# The problem
Copy out all the lines of the data that hold the word "author".

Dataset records
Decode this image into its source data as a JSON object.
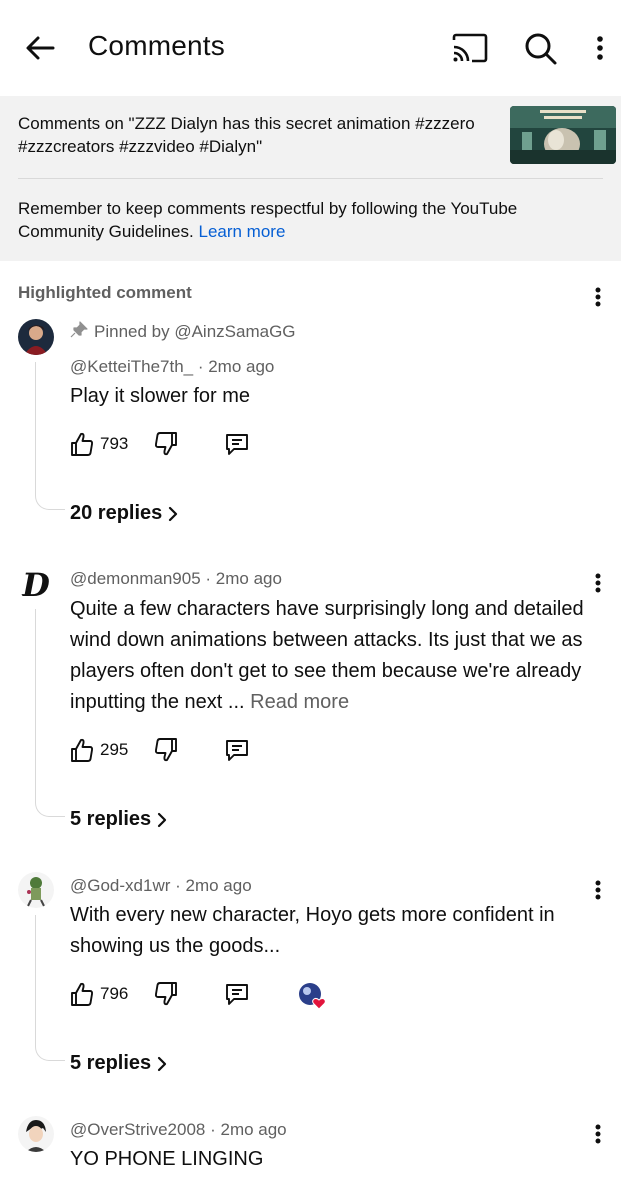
{
  "header": {
    "title": "Comments",
    "icons": [
      "back-arrow-icon",
      "cast-icon",
      "search-icon",
      "more-vert-icon"
    ]
  },
  "context": {
    "video_title": "Comments on \"ZZZ Dialyn has this secret animation #zzzero #zzzcreators  #zzzvideo #Dialyn\"",
    "guidelines_text": "Remember to keep comments respectful by following the YouTube Community Guidelines.",
    "learn_more": "Learn more"
  },
  "highlighted_label": "Highlighted comment",
  "comments": [
    {
      "pinned_by": "Pinned by @AinzSamaGG",
      "author": "@KetteiThe7th_",
      "time": "2mo ago",
      "text": "Play it slower for me",
      "likes": "793",
      "replies": "20 replies"
    },
    {
      "author": "@demonman905",
      "time": "2mo ago",
      "text": "Quite a few characters have surprisingly long and detailed wind down animations between attacks.  Its just that we as players often don't get to see them because we're already inputting the next ...",
      "read_more": "Read more",
      "likes": "295",
      "replies": "5 replies"
    },
    {
      "author": "@God-xd1wr",
      "time": "2mo ago",
      "text": "With every new character, Hoyo gets more confident in showing us the goods...",
      "likes": "796",
      "creator_heart": true,
      "replies": "5 replies"
    },
    {
      "author": "@OverStrive2008",
      "time": "2mo ago",
      "text": "YO PHONE LINGING"
    }
  ],
  "colors": {
    "link": "#065fd4",
    "secondary_text": "#606060",
    "context_bg": "#f2f2f2",
    "heart": "#e2143c"
  }
}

# Exercise answer
      "author": "@KetteiThe7th_",
      "author": "@demonman905",
      "author": "@God-xd1wr",
      "author": "@OverStrive2008",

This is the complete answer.